Neither East nor West: Pezeshkian’s Challenge to Redefine Iran’s Global Stance

July 11, 2024

On July 5, reformist candidate Masoud Pezeshkian defeated his hardliner rival Saeed Jalili and was elected as the ninth president of the Islamic Republic of…

The Saudi-Sino Military Partnership: Ambitious or Overhyped?

July 9, 2024

On June 18, Saudi Arabia’s Defense Minister, Prince Khalid bin Salman bin Abdulaziz Al Saud, paid an official visit to China to meet his Chinese…

Oman

Oman’s Diplomacy Navigates Multipolarity in the Gulf

Commentary

Amid Hamas’ October 7, 2023, attacks on southern Israel and the latter’s aggressive retaliation against...

Oman

Geopolitics Grants Omani LNG a Lifeline

Commentary

The global energy crisis caused by Russia’s invasion of Ukraine one year ago has underlined...

Oman

The Advantages of Oman’s “Ideology of Politeness” in the Ukraine War

Commentary

On February 24, 2023, the war in Ukraine will reach its first anniversary. The war...

Oman

A Fully Digitized Omani Election Makes History

Commentary

Twelve years ago, revolutionary fervor shook the Middle East and North Africa. The wealthy Gulf...

Oman

Understanding Oman’s Stance on the Ukraine War

Commentary

Oman’s moderate and inclusive foreign policy has given it a reputation as the “Switzerland of...

KSA

Saudi-Omani Partnership: Economic and Security Ties Deepen

Policy Focus

On Sunday, Sultan Haitham bin Tariq of Oman departed on his first international visit to...

Dr. Giulia Daga holds a Ph.D. in International Studies from the University of Trento (Italy), with a focus on Oman’s foreign policy discourse. During her Ph.D., she spent visiting periods at the LSE Middle East Centre (UK) and at the Sultan Qaboos University (Oman). She currently works for the Mediterranean, Middle East and Africa Programme at the Istituto Affari Internazionali (IAI) and was the senior assistant coordinator of the project NAMEPES (North Africa Middle East Politics and EU Security), co-financed by the EU and the University of Trento. Her research interests include the history and politics of the Persian Gulf, diplomatic history, identity and discourse studies, and theories of (non)alignment.

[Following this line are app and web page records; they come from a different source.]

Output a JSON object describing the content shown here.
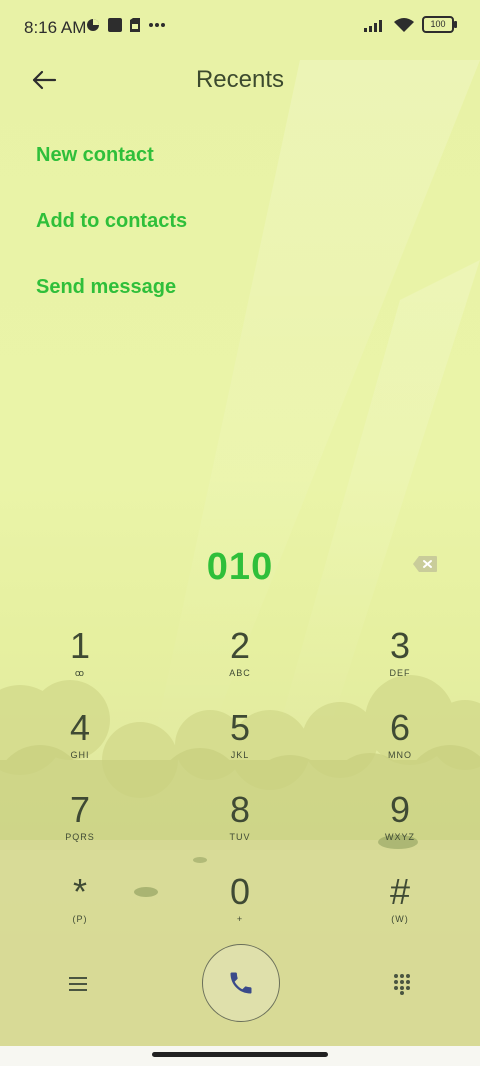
{
  "status_bar": {
    "time": "8:16 AM",
    "battery": "100"
  },
  "header": {
    "title": "Recents"
  },
  "menu": {
    "items": [
      {
        "label": "New contact"
      },
      {
        "label": "Add to contacts"
      },
      {
        "label": "Send message"
      }
    ]
  },
  "dialer": {
    "number": "010",
    "keys": [
      {
        "digit": "1",
        "letters": "ꝏ"
      },
      {
        "digit": "2",
        "letters": "ABC"
      },
      {
        "digit": "3",
        "letters": "DEF"
      },
      {
        "digit": "4",
        "letters": "GHI"
      },
      {
        "digit": "5",
        "letters": "JKL"
      },
      {
        "digit": "6",
        "letters": "MNO"
      },
      {
        "digit": "7",
        "letters": "PQRS"
      },
      {
        "digit": "8",
        "letters": "TUV"
      },
      {
        "digit": "9",
        "letters": "WXYZ"
      },
      {
        "digit": "*",
        "letters": "(P)"
      },
      {
        "digit": "0",
        "letters": "+"
      },
      {
        "digit": "#",
        "letters": "(W)"
      }
    ]
  },
  "colors": {
    "accent": "#2fbf3a",
    "text": "#3f4a34"
  },
  "icons": {
    "back": "arrow-left-icon",
    "backspace": "backspace-icon",
    "call": "phone-icon",
    "menu": "hamburger-icon",
    "dialpad": "dialpad-icon"
  }
}
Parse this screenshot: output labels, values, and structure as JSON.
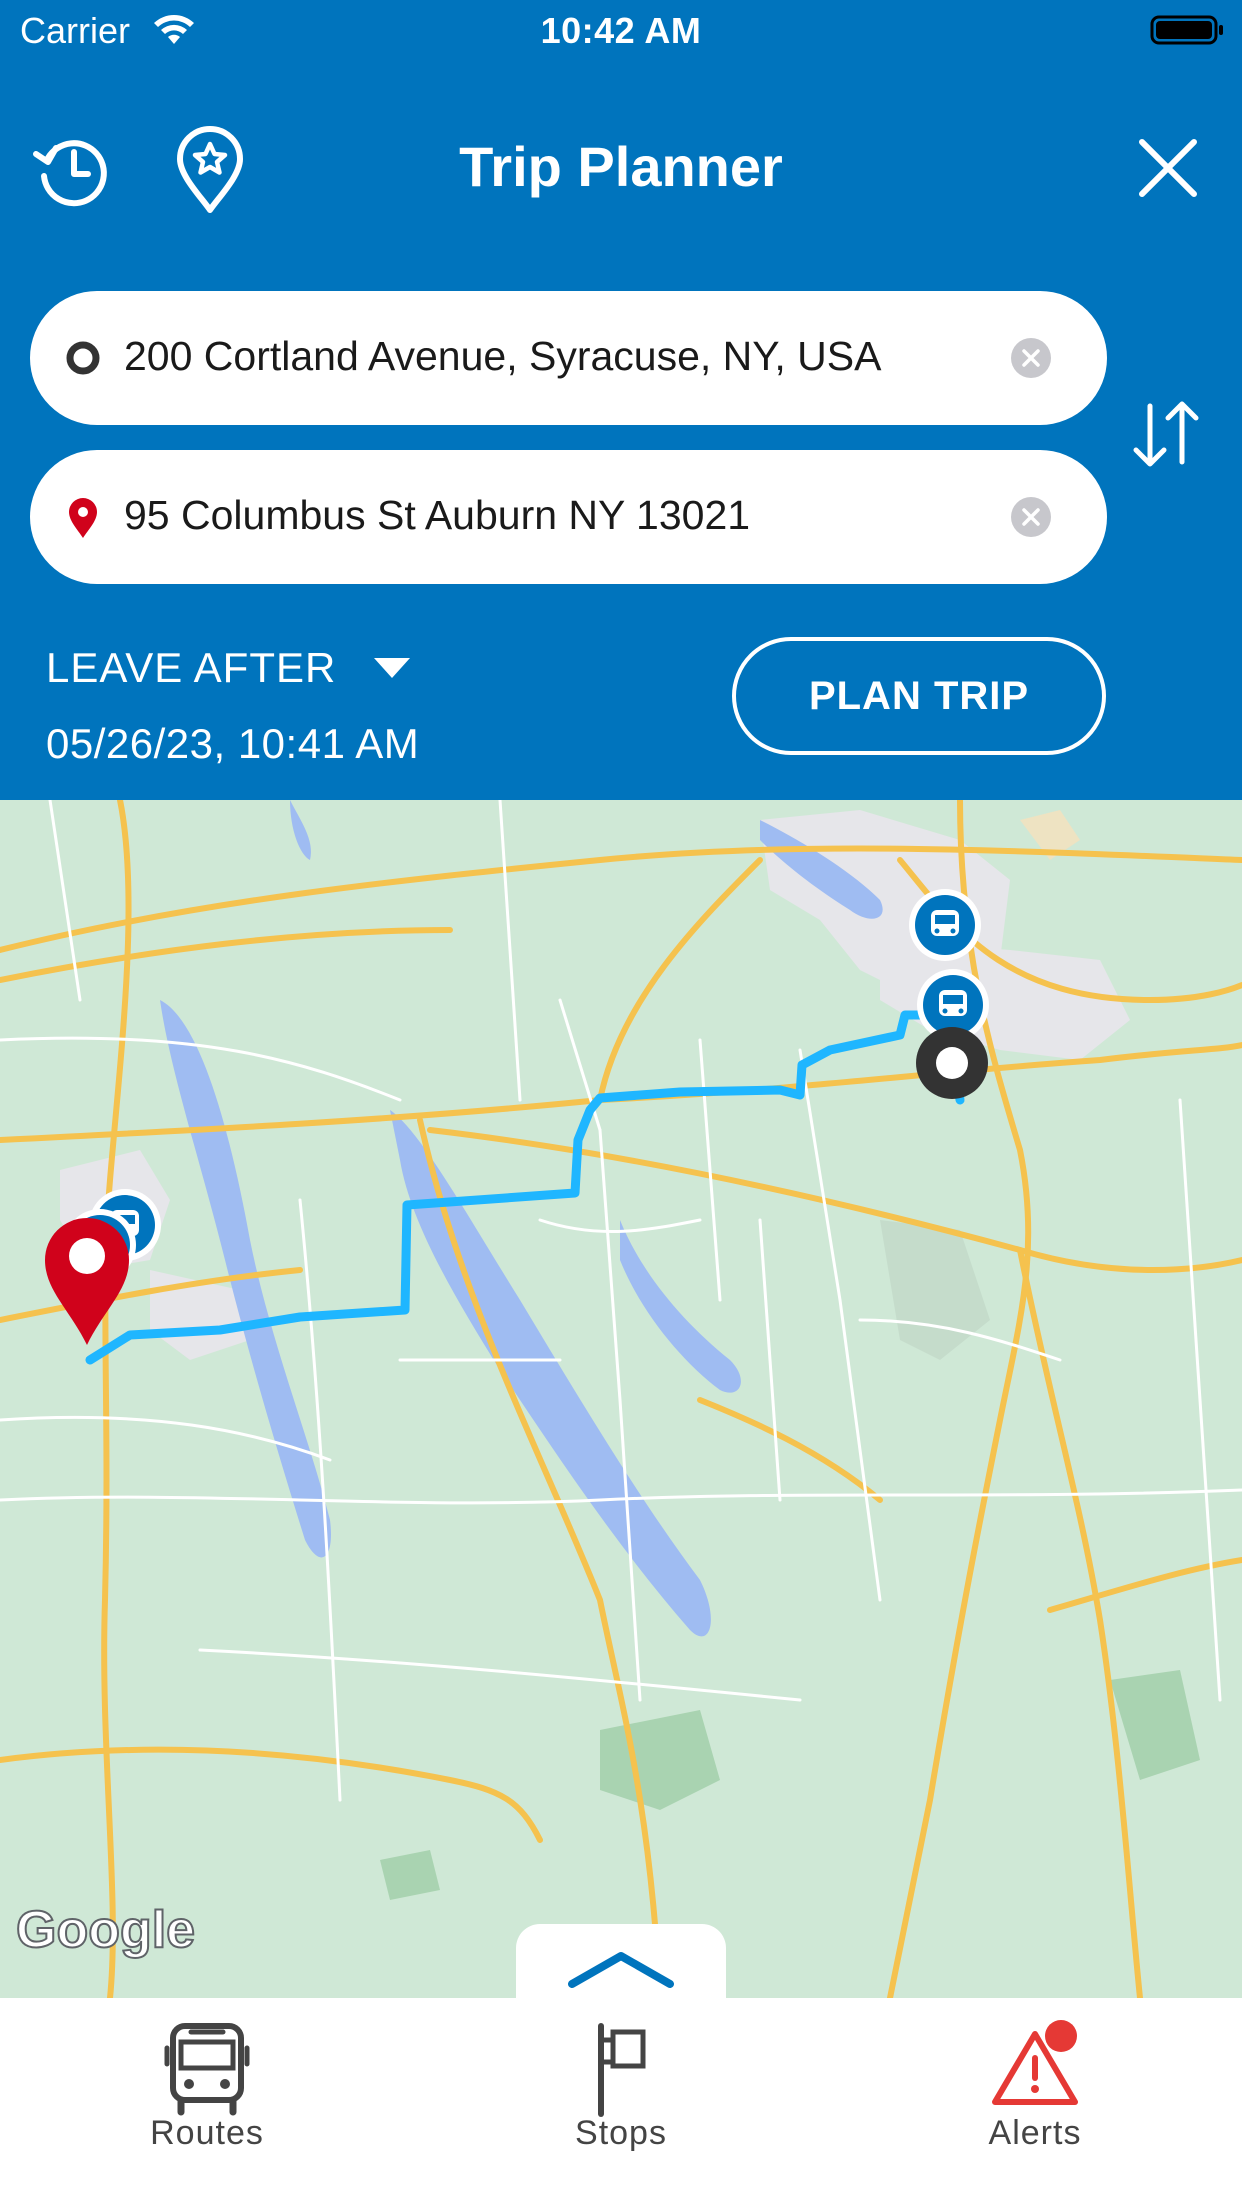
{
  "status_bar": {
    "carrier": "Carrier",
    "time": "10:42 AM"
  },
  "header": {
    "title": "Trip Planner",
    "icons": {
      "history": "history-icon",
      "favorites": "star-pin-icon",
      "close": "close-icon"
    }
  },
  "trip": {
    "origin": "200 Cortland Avenue, Syracuse, NY, USA",
    "destination": "95 Columbus St Auburn NY 13021",
    "leave_mode": "LEAVE AFTER",
    "datetime": "05/26/23, 10:41 AM",
    "plan_label": "PLAN TRIP"
  },
  "map": {
    "attribution": "Google",
    "route_color": "#1fb6ff",
    "stop_marker_color": "#0074bd",
    "destination_pin_color": "#d0021b"
  },
  "tabs": [
    {
      "label": "Routes",
      "icon": "bus-icon"
    },
    {
      "label": "Stops",
      "icon": "stop-sign-icon"
    },
    {
      "label": "Alerts",
      "icon": "alert-triangle-icon",
      "badge": true
    }
  ],
  "colors": {
    "brand_blue": "#0074bd",
    "alert_red": "#e53935"
  }
}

Oman

Oman’s Diplomacy Navigates Multipolarity in the Gulf

Commentary

Amid Hamas’ October 7, 2023, attacks on southern Israel and the latter’s aggressive retaliation against...

Oman

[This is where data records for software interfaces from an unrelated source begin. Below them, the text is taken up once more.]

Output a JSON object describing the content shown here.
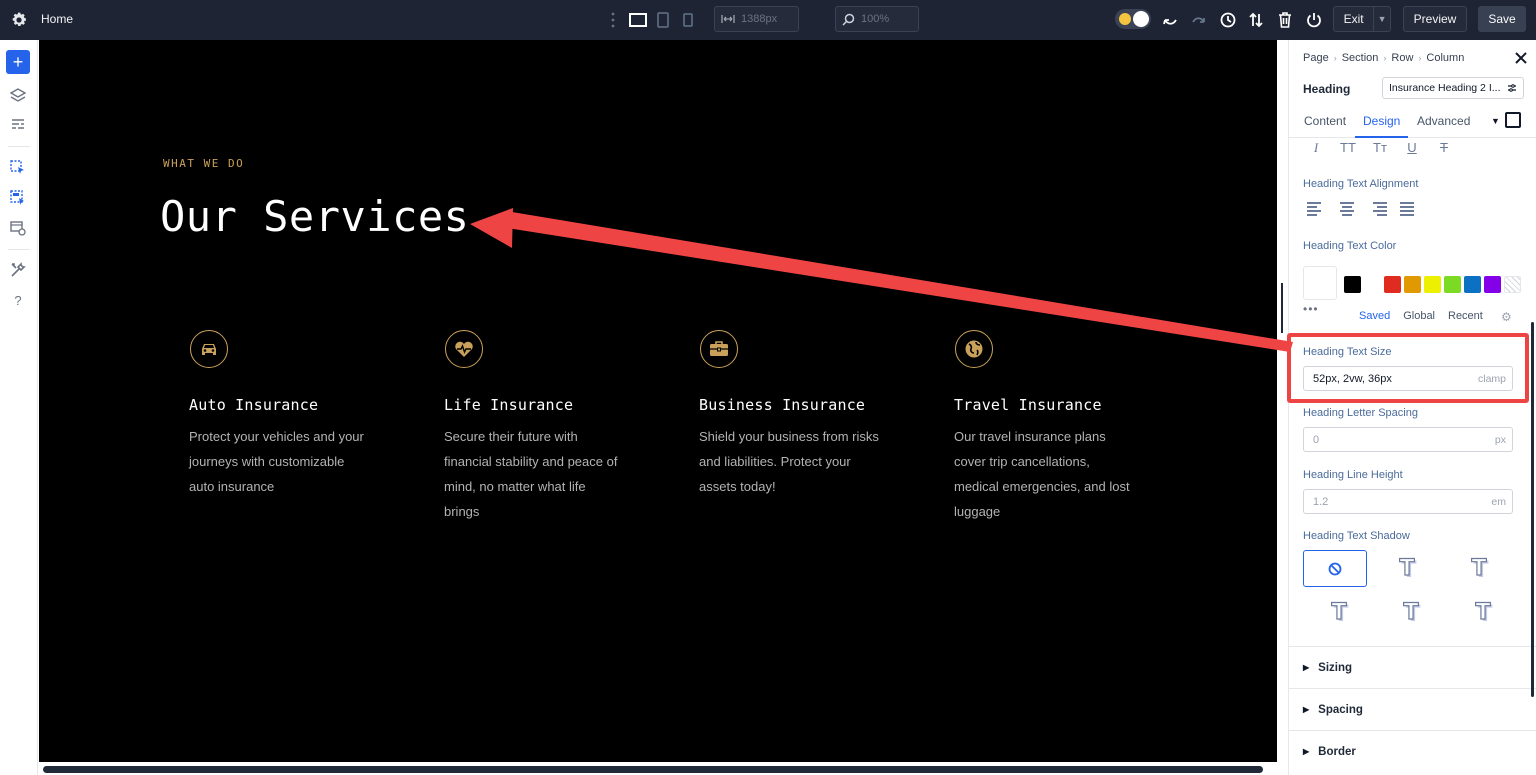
{
  "topbar": {
    "page_name": "Home",
    "width_value": "1388px",
    "zoom_value": "100%",
    "exit_label": "Exit",
    "preview_label": "Preview",
    "save_label": "Save"
  },
  "canvas": {
    "eyebrow": "WHAT WE DO",
    "title": "Our Services",
    "accent_color": "#c9a15a",
    "services": [
      {
        "icon": "car-icon",
        "title": "Auto Insurance",
        "description": "Protect your vehicles and your journeys with customizable auto insurance"
      },
      {
        "icon": "heart-pulse-icon",
        "title": "Life Insurance",
        "description": "Secure their future with financial stability and peace of mind, no matter what life brings"
      },
      {
        "icon": "briefcase-icon",
        "title": "Business Insurance",
        "description": "Shield your business from risks and liabilities. Protect your assets today!"
      },
      {
        "icon": "globe-icon",
        "title": "Travel Insurance",
        "description": "Our travel insurance plans cover trip cancellations, medical emergencies, and lost luggage"
      }
    ]
  },
  "panel": {
    "breadcrumbs": [
      "Page",
      "Section",
      "Row",
      "Column"
    ],
    "module_label": "Heading",
    "module_preset": "Insurance Heading 2 I...",
    "tabs": [
      "Content",
      "Design",
      "Advanced"
    ],
    "active_tab": "Design",
    "alignment_label": "Heading Text Alignment",
    "color_label": "Heading Text Color",
    "swatch_colors": [
      "#000000",
      "#ffffff",
      "#e02b20",
      "#e09900",
      "#edf000",
      "#7cda24",
      "#0c71c3",
      "#8300e9"
    ],
    "color_tabs": [
      "Saved",
      "Global",
      "Recent"
    ],
    "size_label": "Heading Text Size",
    "size_value": "52px, 2vw, 36px",
    "size_unit": "clamp",
    "letter_spacing_label": "Heading Letter Spacing",
    "letter_spacing_value": "0",
    "letter_spacing_unit": "px",
    "line_height_label": "Heading Line Height",
    "line_height_value": "1.2",
    "line_height_unit": "em",
    "shadow_label": "Heading Text Shadow",
    "sections": [
      "Sizing",
      "Spacing",
      "Border"
    ]
  },
  "colors": {
    "topbar_bg": "#1e2433",
    "accent_blue": "#2563eb",
    "highlight_red": "#ef4444"
  }
}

Geopolitics Grants Omani LNG a Lifeline

Commentary

The global energy crisis caused by Russia’s invasion of Ukraine one year ago has underlined...

Oman

The Advantages of Oman’s “Ideology of Politeness” in the Ukraine War

Commentary

On February 24, 2023, the war in Ukraine will reach its first anniversary. The war...

Oman

A Fully Digitized Omani Election Makes History

Commentary

Twelve years ago, revolutionary fervor shook the Middle East and North Africa. The wealthy Gulf...

Oman

Understanding Oman’s Stance on the Ukraine War

Commentary

Oman’s moderate and inclusive foreign policy has given it a reputation as the “Switzerland of...

KSA

Saudi-Omani Partnership: Economic and Security Ties Deepen

Policy Focus

On Sunday, Sultan Haitham bin Tariq of Oman departed on his first international visit to...

Subscribe to Receive Latest Updates from GIF.